For this year's first meetings of the Computer Tomography and Digital Radiography subcommittees, the German Society for Non-Destructive Testing (DGZfP) invited participants to YXLON International in Hamburg on 5 and 6 June. Dr.-Ing. Frank Herold, Technology Expert for CT at YXLON, is deputy head of the Computer Tomography subcommittee and Dr.-Ing. Klaus Bavendiek, Director Imaging Development at YXLON, is deputy head of the Digital Radiography subcommittee. Both subcommittees belong to the Radiographic Examination expert committee, whose deputy chairman is Dr.-Ing. Thomas Wenzel, also from YXLON and the technology scout for the entire Swiss Comet Group.

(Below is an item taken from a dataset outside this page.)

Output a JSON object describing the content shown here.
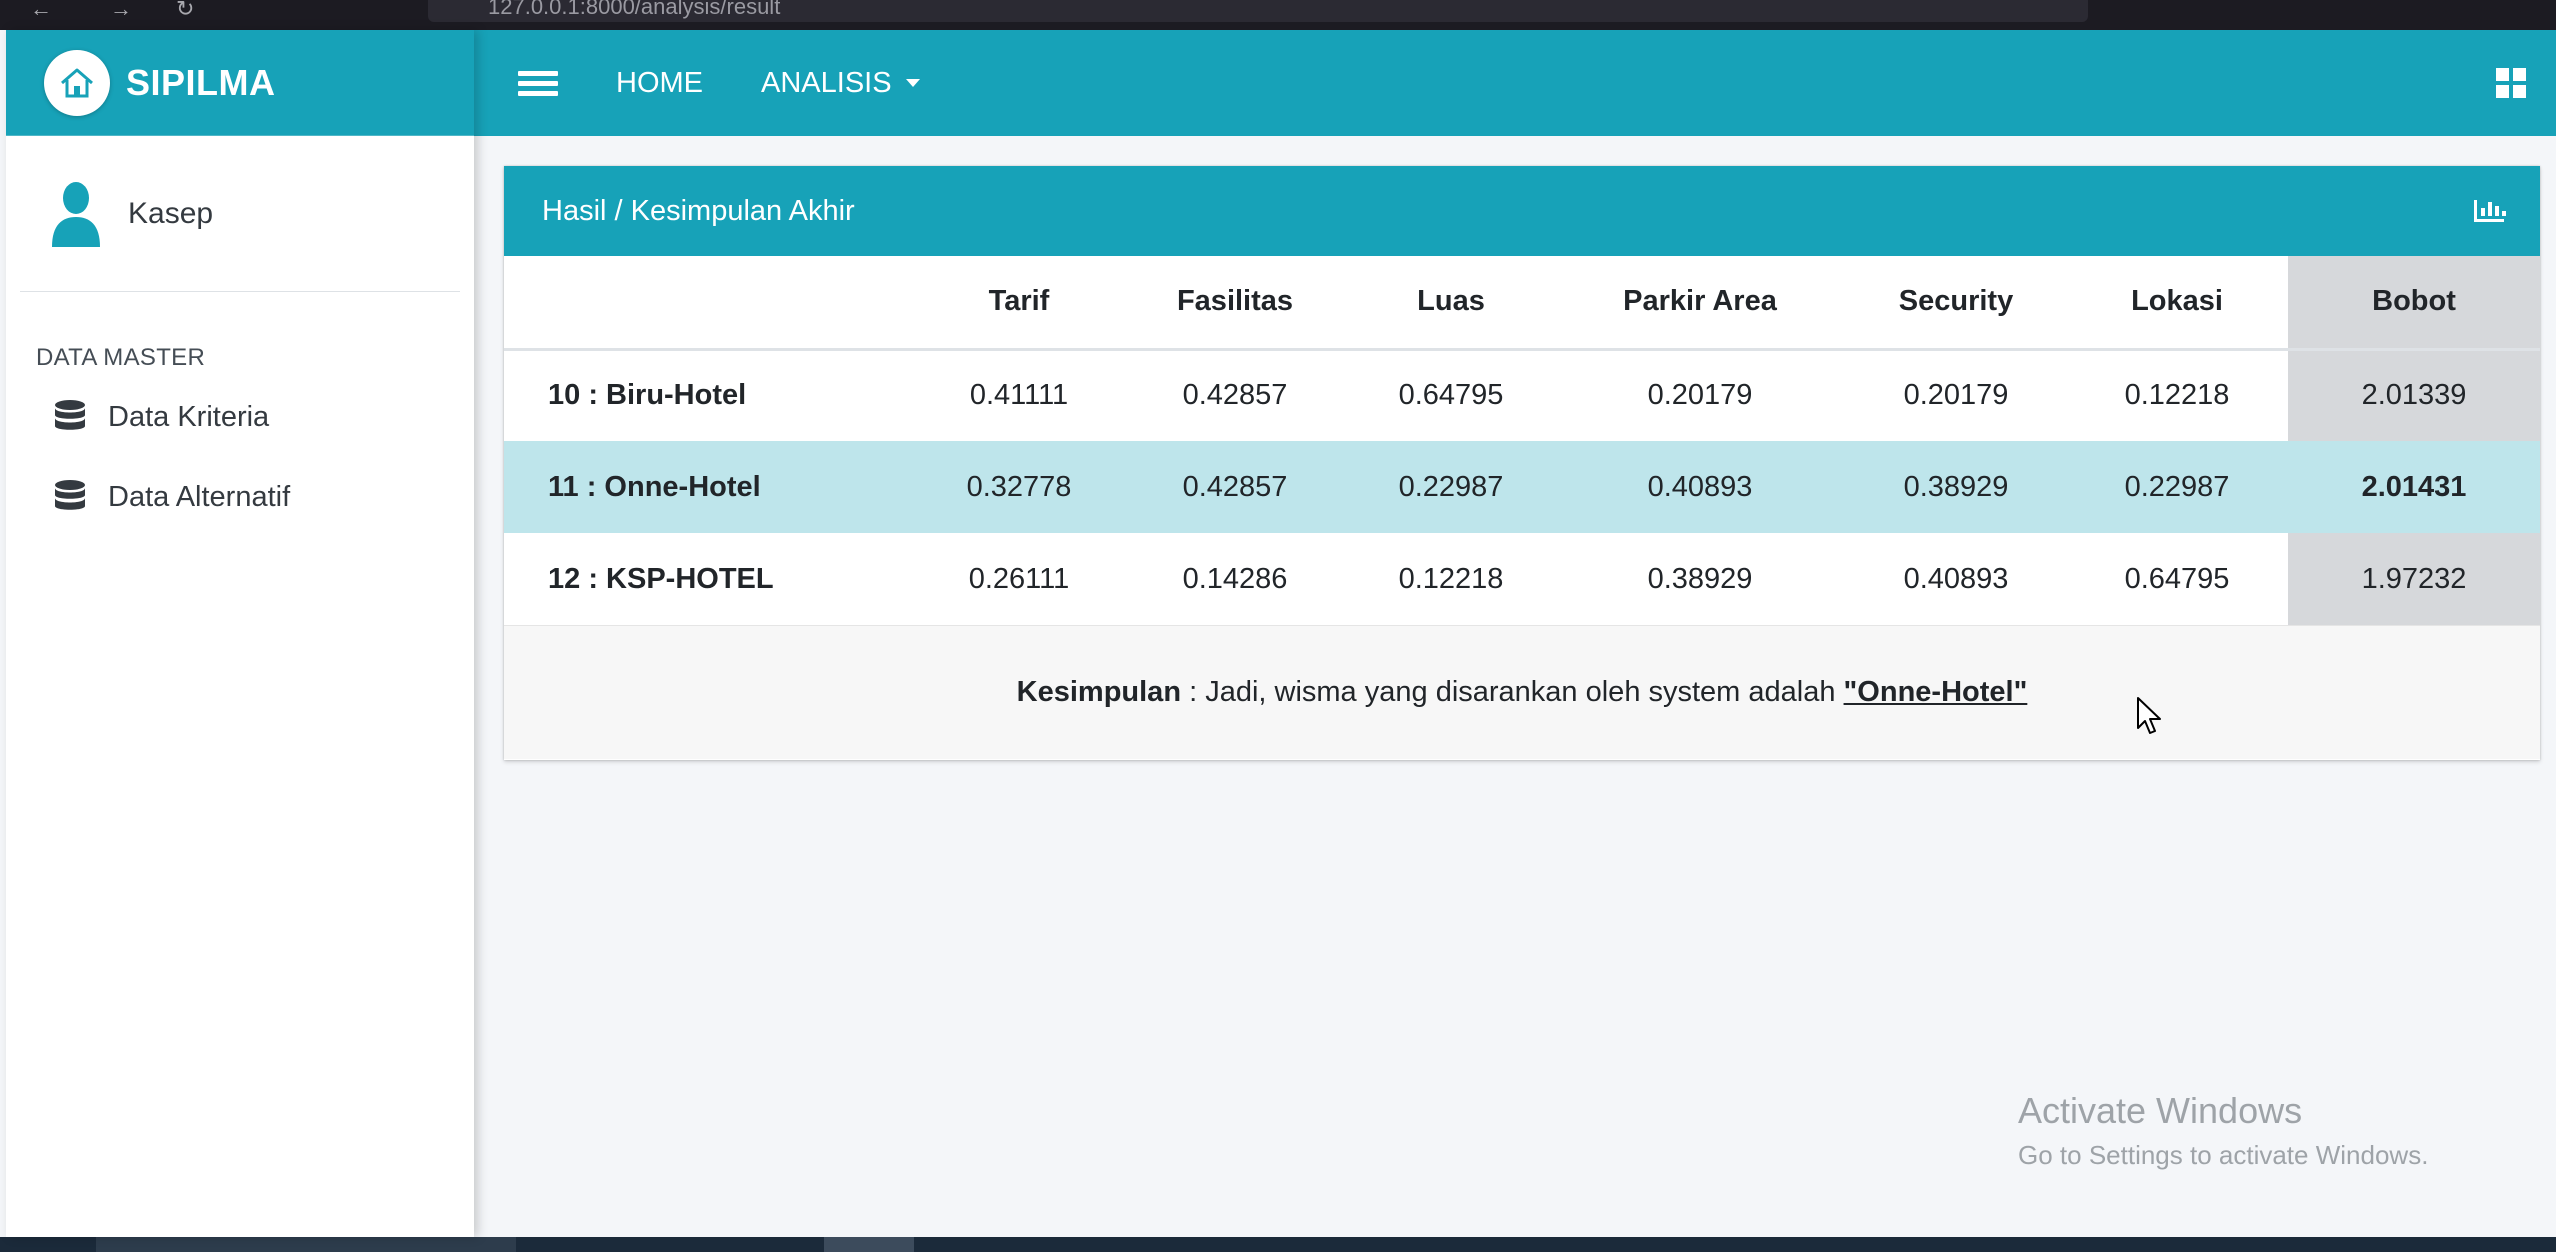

In addition to the general and organisational points of the conference and discussion of the status of current projects, the host had ample opportunity to present new developments and research results to around 30 guests during factory tours and demonstrations on the latest X-ray and CT systems. Among other things, ASTM E1695 image quality testing with YXLON's open-source software was presented to the CT subcommittee, and the current project on focal-spot size determination in the micro and nano focus range with the HiCo mask compared to the JIMA mask was demonstrated and intensively discussed by the experts in both committees.
Just as YXLON's history goes right back to the discovery of X-rays by W.C. Röntgen and the development of the first X-ray tube by C.H.F. Müller, the company has also been closely involved with the DGZfP from the very beginning. When the "Gesellschaft zur Förderung Zerstörungsfreier Prüfverfahren" was founded in 1933, later becoming the DGZfP ("Deutsche Gesellschaft für zerstörungsfreie Prüfung e.V."; the German Society for Non-Destructive Testing), C.H.F. Müller AG in Hamburg was one of the eight industrial companies that supported the society, alongside various authorities, associations and other societies. The founder of the society was Rudolf Berthold, who, after completing his engineering studies, initially focused on X-ray technology in various companies. In 1932, he developed an X-ray machine for non-destructive materials testing, and from 1933 onwards operated the X-ray unit, together with the newly-founded society, at the Berlin-Dahlem State Materials Testing Office.
The DGZfP is primarily active in science and research as well as in training and further education in the field of non-destructive testing methods, and in its statutes undertakes to make all research results available to the general public. The cooperation in the technical committees and the working groups for the preparation and harmonisation of guidelines and standards at national and international level in particular offers members of the association the opportunity to exert a fundamental influence and to drive forward their own developments.